[Website and app data records]
•••••

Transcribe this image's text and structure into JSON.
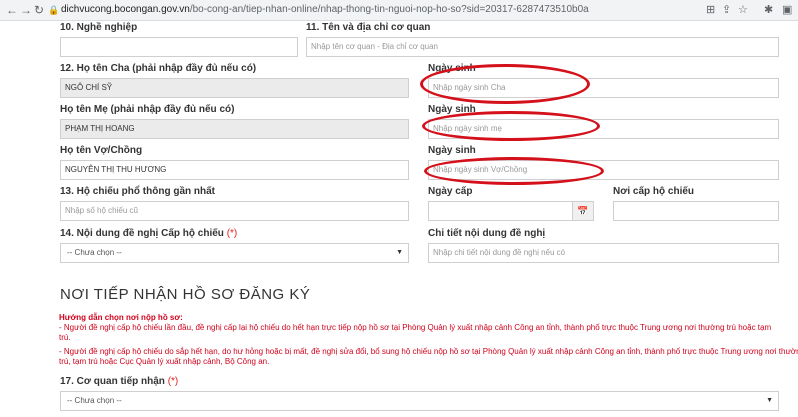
{
  "browser": {
    "url_host": "dichvucong.bocongan.gov.vn",
    "url_path": "/bo-cong-an/tiep-nhan-online/nhap-thong-tin-nguoi-nop-ho-so?sid=20317-6287473510b0a",
    "back_icon": "←",
    "forward_icon": "→",
    "reload_icon": "↻",
    "lock_icon": "🔒"
  },
  "fields": {
    "occupation": {
      "label": "10. Nghề nghiệp",
      "value": ""
    },
    "workplace": {
      "label": "11. Tên và địa chỉ cơ quan",
      "placeholder": "Nhập tên cơ quan - Địa chỉ cơ quan"
    },
    "father_name": {
      "label": "12. Họ tên Cha (phải nhập đầy đủ nếu có)",
      "value": "NGÔ CHÍ SỸ"
    },
    "father_dob": {
      "label": "Ngày sinh",
      "placeholder": "Nhập ngày sinh Cha"
    },
    "mother_name": {
      "label": "Họ tên Mẹ (phải nhập đầy đủ nếu có)",
      "value": "PHẠM THỊ HOANG"
    },
    "mother_dob": {
      "label": "Ngày sinh",
      "placeholder": "Nhập ngày sinh mẹ"
    },
    "spouse_name": {
      "label": "Họ tên Vợ/Chồng",
      "value": "NGUYỄN THỊ THU HƯƠNG"
    },
    "spouse_dob": {
      "label": "Ngày sinh",
      "placeholder": "Nhập ngày sinh Vợ/Chồng"
    },
    "passport_no": {
      "label": "13. Hộ chiếu phổ thông gần nhất",
      "placeholder": "Nhập số hộ chiếu cũ"
    },
    "issue_date": {
      "label": "Ngày cấp",
      "value": ""
    },
    "issue_place": {
      "label": "Nơi cấp hộ chiếu",
      "value": ""
    },
    "request": {
      "label": "14. Nội dung đề nghị Cấp hộ chiếu",
      "required": "(*)",
      "selected": "-- Chưa chọn --"
    },
    "request_detail": {
      "label": "Chi tiết nội dung đề nghị",
      "placeholder": "Nhập chi tiết nội dung đề nghị nếu có"
    },
    "receiving_agency": {
      "label": "17. Cơ quan tiếp nhận",
      "required": "(*)",
      "selected": "-- Chưa chọn --"
    }
  },
  "section": {
    "title": "NƠI TIẾP NHẬN HỒ SƠ ĐĂNG KÝ",
    "guide_heading": "Hướng dẫn chọn nơi nộp hồ sơ:",
    "guide_line1": "- Người đề nghị cấp hộ chiếu lần đầu, đề nghị cấp lại hộ chiếu do hết hạn trực tiếp nộp hồ sơ tại Phòng Quản lý xuất nhập cảnh Công an tỉnh, thành phố trực thuộc Trung ương nơi thường trú hoặc tạm",
    "guide_line1b": "trú.",
    "guide_line2": "- Người đề nghị cấp hộ chiếu do sắp hết hạn, do hư hỏng hoặc bị mất, đề nghị sửa đổi, bổ sung hộ chiếu nộp hồ sơ tại Phòng Quản lý xuất nhập cảnh Công an tỉnh, thành phố trực thuộc Trung ương nơi thường",
    "guide_line2b": "trú, tạm trú hoặc Cục Quản lý xuất nhập cảnh, Bộ Công an."
  },
  "icons": {
    "calendar": "📅",
    "caret": "▼"
  },
  "annotation_color": "#d4101a"
}
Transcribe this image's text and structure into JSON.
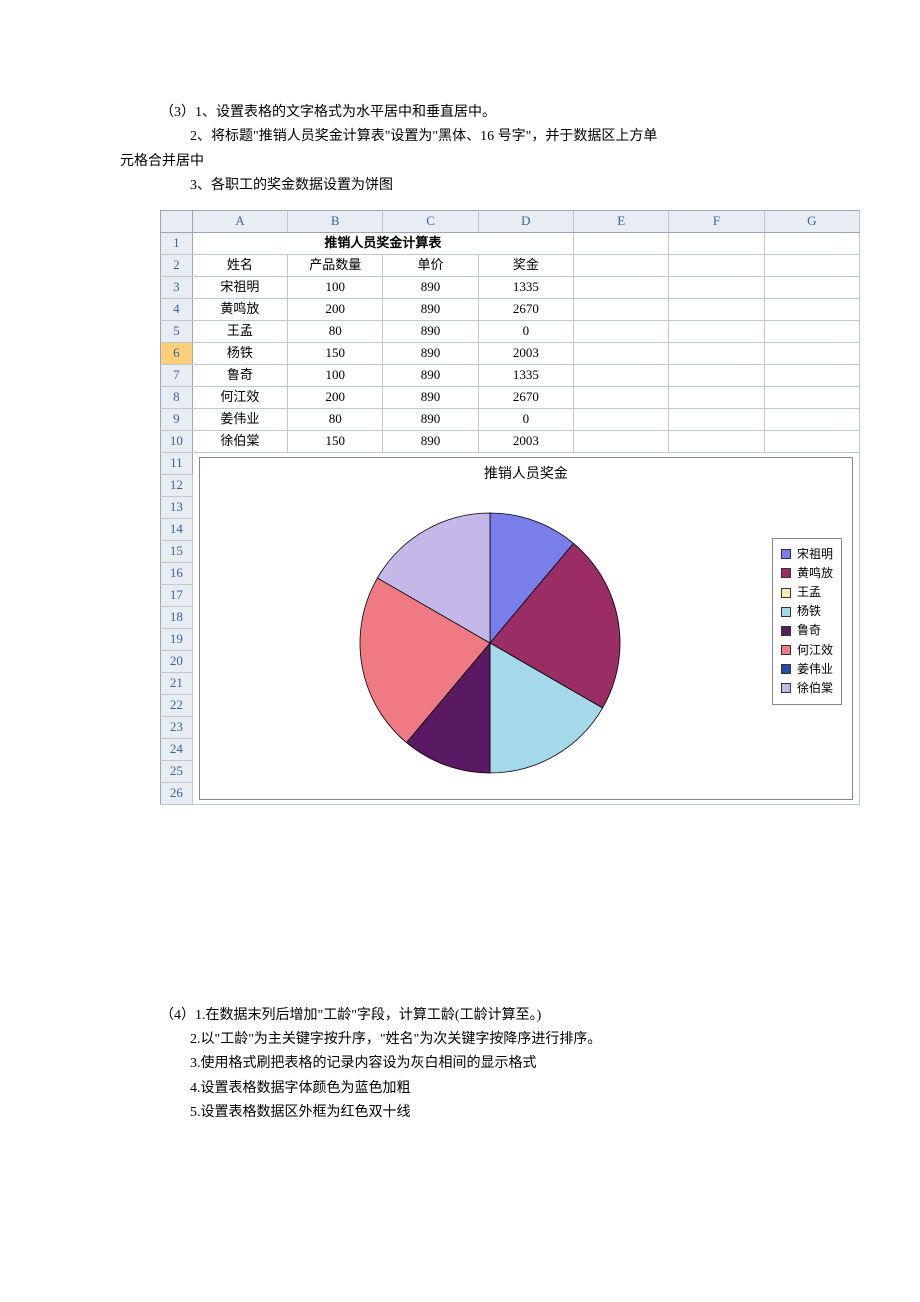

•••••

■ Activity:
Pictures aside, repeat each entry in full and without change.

■ Your response:
Transcribe this image's text and structure into JSON.
{
  "browser": {
    "url_host": "dichvucong.bocongan.gov.vn",
    "url_path": "/bo-cong-an/tiep-nhan-online/nhap-thong-tin-nguoi-nop-ho-so?sid=20317-6287473510b0a",
    "back_icon": "←",
    "forward_icon": "→",
    "reload_icon": "↻",
    "lock_icon": "🔒"
  },
  "fields": {
    "occupation": {
      "label": "10. Nghề nghiệp",
      "value": ""
    },
    "workplace": {
      "label": "11. Tên và địa chỉ cơ quan",
      "placeholder": "Nhập tên cơ quan - Địa chỉ cơ quan"
    },
    "father_name": {
      "label": "12. Họ tên Cha (phải nhập đầy đủ nếu có)",
      "value": "NGÔ CHÍ SỸ"
    },
    "father_dob": {
      "label": "Ngày sinh",
      "placeholder": "Nhập ngày sinh Cha"
    },
    "mother_name": {
      "label": "Họ tên Mẹ (phải nhập đầy đủ nếu có)",
      "value": "PHẠM THỊ HOANG"
    },
    "mother_dob": {
      "label": "Ngày sinh",
      "placeholder": "Nhập ngày sinh mẹ"
    },
    "spouse_name": {
      "label": "Họ tên Vợ/Chồng",
      "value": "NGUYỄN THỊ THU HƯƠNG"
    },
    "spouse_dob": {
      "label": "Ngày sinh",
      "placeholder": "Nhập ngày sinh Vợ/Chồng"
    },
    "passport_no": {
      "label": "13. Hộ chiếu phổ thông gần nhất",
      "placeholder": "Nhập số hộ chiếu cũ"
    },
    "issue_date": {
      "label": "Ngày cấp",
      "value": ""
    },
    "issue_place": {
      "label": "Nơi cấp hộ chiếu",
      "value": ""
    },
    "request": {
      "label": "14. Nội dung đề nghị Cấp hộ chiếu",
      "required": "(*)",
      "selected": "-- Chưa chọn --"
    },
    "request_detail": {
      "label": "Chi tiết nội dung đề nghị",
      "placeholder": "Nhập chi tiết nội dung đề nghị nếu có"
    },
    "receiving_agency": {
      "label": "17. Cơ quan tiếp nhận",
      "required": "(*)",
      "selected": "-- Chưa chọn --"
    }
  },
  "section": {
    "title": "NƠI TIẾP NHẬN HỒ SƠ ĐĂNG KÝ",
    "guide_heading": "Hướng dẫn chọn nơi nộp hồ sơ:",
    "guide_line1": "- Người đề nghị cấp hộ chiếu lần đầu, đề nghị cấp lại hộ chiếu do hết hạn trực tiếp nộp hồ sơ tại Phòng Quản lý xuất nhập cảnh Công an tỉnh, thành phố trực thuộc Trung ương nơi thường trú hoặc tạm",
    "guide_line1b": "trú.",
    "guide_line2": "- Người đề nghị cấp hộ chiếu do sắp hết hạn, do hư hỏng hoặc bị mất, đề nghị sửa đổi, bổ sung hộ chiếu nộp hồ sơ tại Phòng Quản lý xuất nhập cảnh Công an tỉnh, thành phố trực thuộc Trung ương nơi thường",
    "guide_line2b": "trú, tạm trú hoặc Cục Quản lý xuất nhập cảnh, Bộ Công an."
  },
  "icons": {
    "calendar": "📅",
    "caret": "▼"
  },
  "annotation_color": "#d4101a"
}
Transcribe this image's text and structure into JSON.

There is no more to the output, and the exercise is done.